#### YOUR OBJECTIVE
All lines from the one that contains "What data populates" through the final line of the entries must be repeated exactly. No other lines belong in the output.

#### Dataset rows describing interfaces
-- Opening Marker --

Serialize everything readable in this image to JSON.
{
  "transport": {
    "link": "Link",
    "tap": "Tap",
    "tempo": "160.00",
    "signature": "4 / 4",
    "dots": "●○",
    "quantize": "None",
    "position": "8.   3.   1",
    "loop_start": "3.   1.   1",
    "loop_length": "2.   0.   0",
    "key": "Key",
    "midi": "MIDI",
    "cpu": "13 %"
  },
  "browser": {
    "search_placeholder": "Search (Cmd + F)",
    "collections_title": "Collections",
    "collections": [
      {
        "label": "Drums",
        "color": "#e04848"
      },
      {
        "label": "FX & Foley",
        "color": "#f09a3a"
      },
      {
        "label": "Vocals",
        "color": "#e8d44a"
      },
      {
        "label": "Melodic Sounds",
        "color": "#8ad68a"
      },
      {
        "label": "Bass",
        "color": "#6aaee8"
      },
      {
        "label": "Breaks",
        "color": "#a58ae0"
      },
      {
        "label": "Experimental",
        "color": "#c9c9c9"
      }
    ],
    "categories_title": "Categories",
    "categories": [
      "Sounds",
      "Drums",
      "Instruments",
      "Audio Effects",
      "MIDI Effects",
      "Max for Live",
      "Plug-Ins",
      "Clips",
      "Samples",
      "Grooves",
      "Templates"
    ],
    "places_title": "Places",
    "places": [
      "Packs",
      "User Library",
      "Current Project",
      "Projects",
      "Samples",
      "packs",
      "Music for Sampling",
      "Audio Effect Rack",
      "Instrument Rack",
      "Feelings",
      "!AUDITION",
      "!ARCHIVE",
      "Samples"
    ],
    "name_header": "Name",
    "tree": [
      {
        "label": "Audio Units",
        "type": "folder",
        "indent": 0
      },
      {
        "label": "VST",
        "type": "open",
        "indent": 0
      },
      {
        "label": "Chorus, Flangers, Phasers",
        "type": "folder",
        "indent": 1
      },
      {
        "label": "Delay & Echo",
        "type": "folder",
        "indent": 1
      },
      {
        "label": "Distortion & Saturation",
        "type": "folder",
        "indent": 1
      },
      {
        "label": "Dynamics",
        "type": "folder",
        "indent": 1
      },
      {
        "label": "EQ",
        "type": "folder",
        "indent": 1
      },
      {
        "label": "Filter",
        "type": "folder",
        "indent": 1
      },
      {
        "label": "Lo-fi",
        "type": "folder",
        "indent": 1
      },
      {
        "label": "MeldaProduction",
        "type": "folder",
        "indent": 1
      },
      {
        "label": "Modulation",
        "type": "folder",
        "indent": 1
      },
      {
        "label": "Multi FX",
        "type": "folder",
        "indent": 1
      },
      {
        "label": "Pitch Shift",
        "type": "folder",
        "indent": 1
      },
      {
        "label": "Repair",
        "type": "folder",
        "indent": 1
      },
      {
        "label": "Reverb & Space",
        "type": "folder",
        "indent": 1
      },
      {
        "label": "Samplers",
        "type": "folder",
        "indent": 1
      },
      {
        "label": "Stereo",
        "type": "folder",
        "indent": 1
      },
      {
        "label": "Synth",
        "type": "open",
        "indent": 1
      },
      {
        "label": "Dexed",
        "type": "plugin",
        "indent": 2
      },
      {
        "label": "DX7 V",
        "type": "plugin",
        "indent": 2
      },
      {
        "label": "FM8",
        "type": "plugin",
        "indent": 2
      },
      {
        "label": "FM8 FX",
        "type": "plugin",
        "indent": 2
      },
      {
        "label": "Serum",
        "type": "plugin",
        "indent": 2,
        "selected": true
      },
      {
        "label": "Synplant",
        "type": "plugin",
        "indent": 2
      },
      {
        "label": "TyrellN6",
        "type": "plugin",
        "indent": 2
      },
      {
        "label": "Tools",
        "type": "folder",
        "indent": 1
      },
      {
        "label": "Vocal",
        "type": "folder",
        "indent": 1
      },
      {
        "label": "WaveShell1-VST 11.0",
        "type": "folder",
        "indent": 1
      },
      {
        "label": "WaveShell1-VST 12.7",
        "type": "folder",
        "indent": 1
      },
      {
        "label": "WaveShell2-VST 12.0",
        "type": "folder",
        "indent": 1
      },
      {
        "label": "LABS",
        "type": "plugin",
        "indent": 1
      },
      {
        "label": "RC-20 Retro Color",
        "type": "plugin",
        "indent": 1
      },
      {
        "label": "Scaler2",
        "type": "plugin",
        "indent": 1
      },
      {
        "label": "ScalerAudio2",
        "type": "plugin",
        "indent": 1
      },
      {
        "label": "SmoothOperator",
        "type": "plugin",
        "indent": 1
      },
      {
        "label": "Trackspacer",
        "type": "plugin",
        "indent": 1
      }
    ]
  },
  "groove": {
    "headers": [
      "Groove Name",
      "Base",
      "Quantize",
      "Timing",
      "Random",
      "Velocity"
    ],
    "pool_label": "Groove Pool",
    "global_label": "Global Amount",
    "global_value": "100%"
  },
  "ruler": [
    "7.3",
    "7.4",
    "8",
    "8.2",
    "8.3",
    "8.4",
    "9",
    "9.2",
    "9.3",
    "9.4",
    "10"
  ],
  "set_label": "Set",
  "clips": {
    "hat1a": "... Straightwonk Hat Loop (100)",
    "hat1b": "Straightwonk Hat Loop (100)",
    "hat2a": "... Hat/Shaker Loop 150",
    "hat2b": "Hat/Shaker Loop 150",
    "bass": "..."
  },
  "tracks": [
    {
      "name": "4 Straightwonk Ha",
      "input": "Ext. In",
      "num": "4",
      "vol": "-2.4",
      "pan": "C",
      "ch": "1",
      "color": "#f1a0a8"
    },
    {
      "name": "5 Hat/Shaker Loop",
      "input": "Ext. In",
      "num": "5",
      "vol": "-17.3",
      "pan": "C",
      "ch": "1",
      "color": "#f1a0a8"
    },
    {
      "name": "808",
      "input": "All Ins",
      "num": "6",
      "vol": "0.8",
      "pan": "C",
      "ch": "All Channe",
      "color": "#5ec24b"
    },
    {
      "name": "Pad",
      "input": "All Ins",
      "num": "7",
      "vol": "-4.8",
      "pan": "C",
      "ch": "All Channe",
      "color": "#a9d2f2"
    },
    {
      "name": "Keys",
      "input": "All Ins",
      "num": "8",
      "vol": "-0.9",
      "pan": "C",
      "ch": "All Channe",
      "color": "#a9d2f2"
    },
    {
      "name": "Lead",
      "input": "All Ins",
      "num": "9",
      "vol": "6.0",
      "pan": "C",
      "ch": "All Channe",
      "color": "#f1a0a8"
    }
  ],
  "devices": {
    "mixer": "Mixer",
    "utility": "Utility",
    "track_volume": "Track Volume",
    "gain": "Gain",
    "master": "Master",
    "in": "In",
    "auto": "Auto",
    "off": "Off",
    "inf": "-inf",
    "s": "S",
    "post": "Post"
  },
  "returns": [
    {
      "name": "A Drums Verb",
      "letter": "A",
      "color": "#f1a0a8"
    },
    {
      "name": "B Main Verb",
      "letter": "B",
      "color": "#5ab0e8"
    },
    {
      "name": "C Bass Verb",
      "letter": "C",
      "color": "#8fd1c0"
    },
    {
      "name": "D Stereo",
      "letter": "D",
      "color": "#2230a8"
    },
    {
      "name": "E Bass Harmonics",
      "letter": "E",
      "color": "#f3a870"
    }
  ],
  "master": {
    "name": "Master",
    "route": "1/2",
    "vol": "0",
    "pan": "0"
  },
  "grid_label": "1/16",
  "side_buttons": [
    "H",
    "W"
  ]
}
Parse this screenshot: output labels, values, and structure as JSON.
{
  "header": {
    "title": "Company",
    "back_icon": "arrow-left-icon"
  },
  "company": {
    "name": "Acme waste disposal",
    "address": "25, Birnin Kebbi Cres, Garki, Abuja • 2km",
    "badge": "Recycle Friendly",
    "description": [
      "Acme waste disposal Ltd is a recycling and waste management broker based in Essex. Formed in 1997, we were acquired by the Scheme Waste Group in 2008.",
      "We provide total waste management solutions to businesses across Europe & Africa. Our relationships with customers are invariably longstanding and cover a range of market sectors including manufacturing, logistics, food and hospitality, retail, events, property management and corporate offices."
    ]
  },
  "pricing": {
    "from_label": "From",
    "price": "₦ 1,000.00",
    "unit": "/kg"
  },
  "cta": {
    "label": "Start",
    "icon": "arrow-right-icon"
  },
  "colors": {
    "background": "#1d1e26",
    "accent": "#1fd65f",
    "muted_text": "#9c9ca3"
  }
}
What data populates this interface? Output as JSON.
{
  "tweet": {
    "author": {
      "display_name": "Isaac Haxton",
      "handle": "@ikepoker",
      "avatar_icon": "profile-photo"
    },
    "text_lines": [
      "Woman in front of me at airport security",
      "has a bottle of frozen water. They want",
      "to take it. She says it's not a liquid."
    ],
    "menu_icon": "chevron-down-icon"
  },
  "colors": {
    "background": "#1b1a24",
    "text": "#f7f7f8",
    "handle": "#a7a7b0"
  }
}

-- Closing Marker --

#### RESULT BELOW
What data populates this interface? Output as JSON.
{
  "tweet": {
    "author": {
      "display_name": "Isaac Haxton",
      "handle": "@ikepoker",
      "avatar_icon": "profile-photo"
    },
    "text_lines": [
      "Woman in front of me at airport security",
      "has a bottle of frozen water. They want",
      "to take it. She says it's not a liquid."
    ],
    "menu_icon": "chevron-down-icon"
  },
  "colors": {
    "background": "#1b1a24",
    "text": "#f7f7f8",
    "handle": "#a7a7b0"
  }
}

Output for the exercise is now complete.